The Hamilton County Health Department reported 260 new coronavirus cases Tuesday — a record for single-day new infections — as other new reports painted an increasingly grim picture of the pandemic across the region.

In its latest weekly report, the White House COVID-19 Task Force recommends that Tennessee limit restaurant indoor capacity to less than 50% and restrict hours until cases and the percent positive of new tests decreases. The White House report, dated Sunday, is sent to state leaders each week and was obtained by the Times Free Press on Tuesday.

Hamilton County also reported 104 hospitalizations Tuesday, the most since the mid-July surge that led to the deadliest month for COVID-19 with 27 deaths in August. Of those current patients, 30 were in the intensive care unit, which is the highest number of ICU coronavirus patients reported in local hospitals since Aug. 8.

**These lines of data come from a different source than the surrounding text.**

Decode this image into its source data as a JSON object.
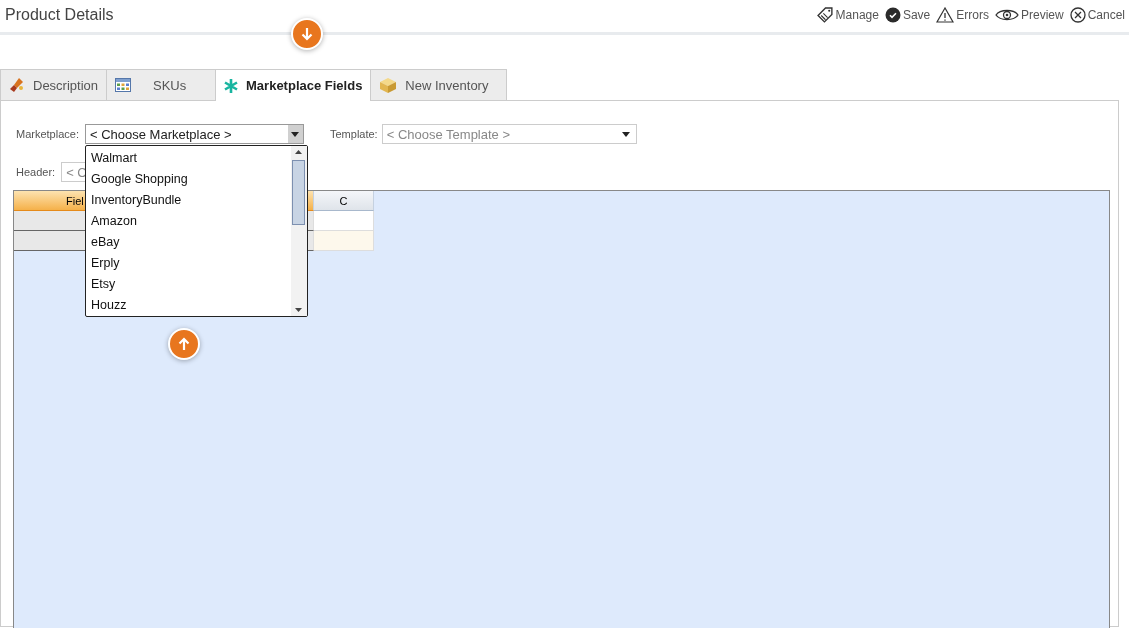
{
  "page_title": "Product Details",
  "toolbar": [
    {
      "kind": "manage",
      "label": "Manage"
    },
    {
      "kind": "save",
      "label": "Save"
    },
    {
      "kind": "errors",
      "label": "Errors"
    },
    {
      "kind": "preview",
      "label": "Preview"
    },
    {
      "kind": "cancel",
      "label": "Cancel"
    }
  ],
  "tabs": [
    {
      "kind": "description",
      "label": "Description",
      "selected": false
    },
    {
      "kind": "skus",
      "label": "SKUs",
      "selected": false
    },
    {
      "kind": "marketplace",
      "label": "Marketplace Fields",
      "selected": true
    },
    {
      "kind": "inventory",
      "label": "New Inventory",
      "selected": false
    }
  ],
  "marketplace": {
    "label": "Marketplace:",
    "value": "< Choose Marketplace >",
    "expanded": true,
    "options": [
      "Walmart",
      "Google Shopping",
      "InventoryBundle",
      "Amazon",
      "eBay",
      "Erply",
      "Etsy",
      "Houzz"
    ]
  },
  "template": {
    "label": "Template:",
    "placeholder": "< Choose Template >"
  },
  "header": {
    "label": "Header:",
    "value": "< C"
  },
  "grid": {
    "columns": [
      "Fiel",
      "C"
    ]
  }
}
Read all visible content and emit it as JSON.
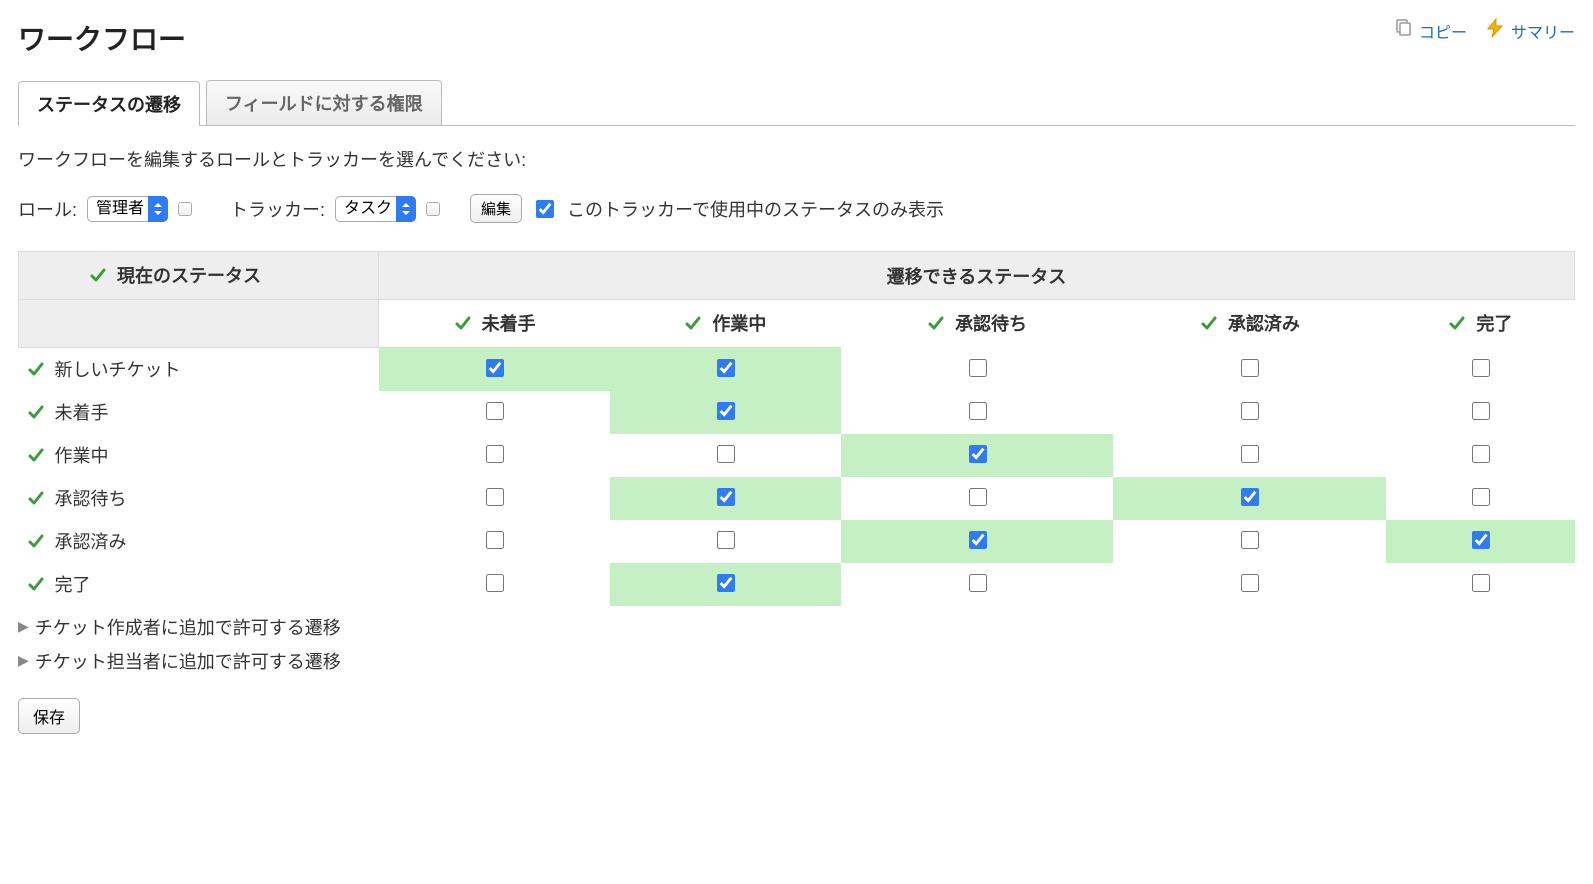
{
  "page": {
    "title": "ワークフロー"
  },
  "topLinks": {
    "copy": "コピー",
    "summary": "サマリー"
  },
  "tabs": {
    "status_transitions": "ステータスの遷移",
    "field_permissions": "フィールドに対する権限"
  },
  "instruction": "ワークフローを編集するロールとトラッカーを選んでください:",
  "filters": {
    "role_label": "ロール:",
    "role_value": "管理者",
    "tracker_label": "トラッカー:",
    "tracker_value": "タスク",
    "edit_button": "編集",
    "only_used_statuses_label": "このトラッカーで使用中のステータスのみ表示",
    "only_used_statuses_checked": true
  },
  "table": {
    "header_current": "現在のステータス",
    "header_available": "遷移できるステータス",
    "columns": [
      "未着手",
      "作業中",
      "承認待ち",
      "承認済み",
      "完了"
    ],
    "rows": [
      {
        "label": "新しいチケット",
        "cells": [
          {
            "checked": true,
            "hl": true
          },
          {
            "checked": true,
            "hl": true
          },
          {
            "checked": false,
            "hl": false
          },
          {
            "checked": false,
            "hl": false
          },
          {
            "checked": false,
            "hl": false
          }
        ]
      },
      {
        "label": "未着手",
        "cells": [
          {
            "checked": false,
            "hl": false
          },
          {
            "checked": true,
            "hl": true
          },
          {
            "checked": false,
            "hl": false
          },
          {
            "checked": false,
            "hl": false
          },
          {
            "checked": false,
            "hl": false
          }
        ]
      },
      {
        "label": "作業中",
        "cells": [
          {
            "checked": false,
            "hl": false
          },
          {
            "checked": false,
            "hl": false
          },
          {
            "checked": true,
            "hl": true
          },
          {
            "checked": false,
            "hl": false
          },
          {
            "checked": false,
            "hl": false
          }
        ]
      },
      {
        "label": "承認待ち",
        "cells": [
          {
            "checked": false,
            "hl": false
          },
          {
            "checked": true,
            "hl": true
          },
          {
            "checked": false,
            "hl": false
          },
          {
            "checked": true,
            "hl": true
          },
          {
            "checked": false,
            "hl": false
          }
        ]
      },
      {
        "label": "承認済み",
        "cells": [
          {
            "checked": false,
            "hl": false
          },
          {
            "checked": false,
            "hl": false
          },
          {
            "checked": true,
            "hl": true
          },
          {
            "checked": false,
            "hl": false
          },
          {
            "checked": true,
            "hl": true
          }
        ]
      },
      {
        "label": "完了",
        "cells": [
          {
            "checked": false,
            "hl": false
          },
          {
            "checked": true,
            "hl": true
          },
          {
            "checked": false,
            "hl": false
          },
          {
            "checked": false,
            "hl": false
          },
          {
            "checked": false,
            "hl": false
          }
        ]
      }
    ]
  },
  "expanders": {
    "author": "チケット作成者に追加で許可する遷移",
    "assignee": "チケット担当者に追加で許可する遷移"
  },
  "buttons": {
    "save": "保存"
  }
}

The county is averaging 154 new cases a day in the past week, an all-time high. Large increases in new cases can sometimes be attributed to a data backlog, but Hamilton County Health Department Administrator Becky Barnes said in an email that was not the case with Tuesday's report.

The case increase cannot be attributed to an increase in testing, because the seven-day moving average of new tests is 1,229 per day — only slightly higher when compared to the past three weeks — with a positivity rate of 12.5% in the past seven days, according to health department data analyzed by the Times Free Press. Tuesday's record new cases caused the test positivity rate to jump 2 percentage points.

Rae Bond, chair of the local Joint COVID-19 Task Force, called the recent trends "sobering" during a news briefing on Tuesday, and said medical providers are weary as they continue to care for the growing number of patients.

"Many physicians, nurses and other providers are wearing masks and additional PPE 10 to 12 hours a day, and I think it's discouraging for them to be caring for those suffering from COVID and then to see so many people in our region ignoring the simple safety measures that can slow down transmission," Bond said, adding that not overwhelming the health care system is an important reason not to ease up on the safety practices that work to reduce the spread of disease.

The White House report said communities in Tennessee should take the following actions immediately: "Do not gather without a mask with individuals living outside of your household; always wear a mask in public places; stop gatherings beyond immediate household until cases and test positivity [decline]; get your flu shot."

The health department continues to report that a significant amount of transmission is occurring at small gatherings and among people ages 21 to 30, Bond said.

"Even if you're outdoors with others, you still need to wear a mask and maintain appropriate physical distancing," Bond said. " We can get through this pandemic, and we can do it in a way that best protects individuals, and it protects our ability to earn a living. But that requires that we all kind of get with the program."

Bond said that local COVID-19 test turnaround times have increased slightly due to increased demand for lab services across the state and country.

A report from Vanderbilt University Medical Center released Tuesday shows the virus continues to hit communities without mask mandates and fewer public precautions hardest. The combined COVID-19 death rate for the 67 Tennessee counties without mask mandates was about four times higher per capita than the 11 counties that implemented the earliest public face mask requirements, based on data through the first week of October.

Through a data use agreement with the state, Vanderbilt was able to acquire data on the date of death, which is typically earlier than when a state reports the death publicly.

Researchers from Vanderbilt's department of health policy noted in a news release that "due to these lags, Tennessee's current view of COVID-19 deaths really only represents a clear picture of deaths through the first week of October — meaning that many of the deaths reported each day are tied to infections that occurred in September, before the recent surge in cases of COVID-19 in Tennessee."

Among Tennesseans who have died, an average of 14 days passed between the test date and the date of death, according to the Vanderbilt report.

On Tuesday, the state reported 63 new coronavirus deaths, bringing the total number of Tennesseans who've lost their lives due to the virus to 3,673 since the pandemic began, including 118 Hamilton County residents. Deaths are reported in the county where a person resides.

Contact Elizabeth Fite at or follow her on Twitter @ecfite.